====== Records shown ======
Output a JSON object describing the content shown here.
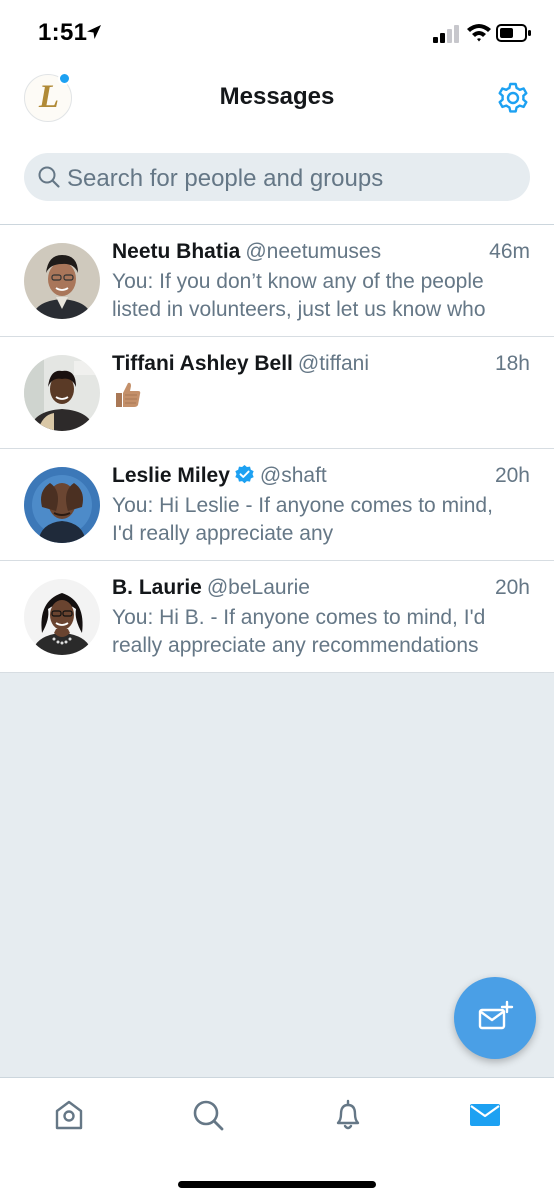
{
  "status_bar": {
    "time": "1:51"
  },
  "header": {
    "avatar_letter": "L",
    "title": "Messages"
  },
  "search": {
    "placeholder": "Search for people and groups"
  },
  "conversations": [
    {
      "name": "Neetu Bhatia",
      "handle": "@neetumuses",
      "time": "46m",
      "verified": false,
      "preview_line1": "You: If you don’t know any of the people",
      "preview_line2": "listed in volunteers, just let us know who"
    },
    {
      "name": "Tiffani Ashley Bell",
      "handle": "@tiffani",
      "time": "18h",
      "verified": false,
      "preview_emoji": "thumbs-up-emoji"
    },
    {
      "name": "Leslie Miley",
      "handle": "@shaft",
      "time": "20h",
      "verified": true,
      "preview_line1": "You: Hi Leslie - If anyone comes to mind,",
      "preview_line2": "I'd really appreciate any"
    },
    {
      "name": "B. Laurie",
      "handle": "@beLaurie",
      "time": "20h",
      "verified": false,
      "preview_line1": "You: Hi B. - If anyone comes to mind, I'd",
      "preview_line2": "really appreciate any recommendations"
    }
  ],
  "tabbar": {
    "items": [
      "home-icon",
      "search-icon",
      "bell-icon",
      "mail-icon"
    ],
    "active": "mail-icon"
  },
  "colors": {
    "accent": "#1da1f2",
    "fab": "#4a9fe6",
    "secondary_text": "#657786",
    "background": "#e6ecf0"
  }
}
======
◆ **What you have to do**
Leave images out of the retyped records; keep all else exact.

◆ **Written solution**
Output a JSON object describing the content shown here.
{
  "status_bar": {
    "time": "1:51"
  },
  "header": {
    "avatar_letter": "L",
    "title": "Messages"
  },
  "search": {
    "placeholder": "Search for people and groups"
  },
  "conversations": [
    {
      "name": "Neetu Bhatia",
      "handle": "@neetumuses",
      "time": "46m",
      "verified": false,
      "preview_line1": "You: If you don’t know any of the people",
      "preview_line2": "listed in volunteers, just let us know who"
    },
    {
      "name": "Tiffani Ashley Bell",
      "handle": "@tiffani",
      "time": "18h",
      "verified": false,
      "preview_emoji": "thumbs-up-emoji"
    },
    {
      "name": "Leslie Miley",
      "handle": "@shaft",
      "time": "20h",
      "verified": true,
      "preview_line1": "You: Hi Leslie - If anyone comes to mind,",
      "preview_line2": "I'd really appreciate any"
    },
    {
      "name": "B. Laurie",
      "handle": "@beLaurie",
      "time": "20h",
      "verified": false,
      "preview_line1": "You: Hi B. - If anyone comes to mind, I'd",
      "preview_line2": "really appreciate any recommendations"
    }
  ],
  "tabbar": {
    "items": [
      "home-icon",
      "search-icon",
      "bell-icon",
      "mail-icon"
    ],
    "active": "mail-icon"
  },
  "colors": {
    "accent": "#1da1f2",
    "fab": "#4a9fe6",
    "secondary_text": "#657786",
    "background": "#e6ecf0"
  }
}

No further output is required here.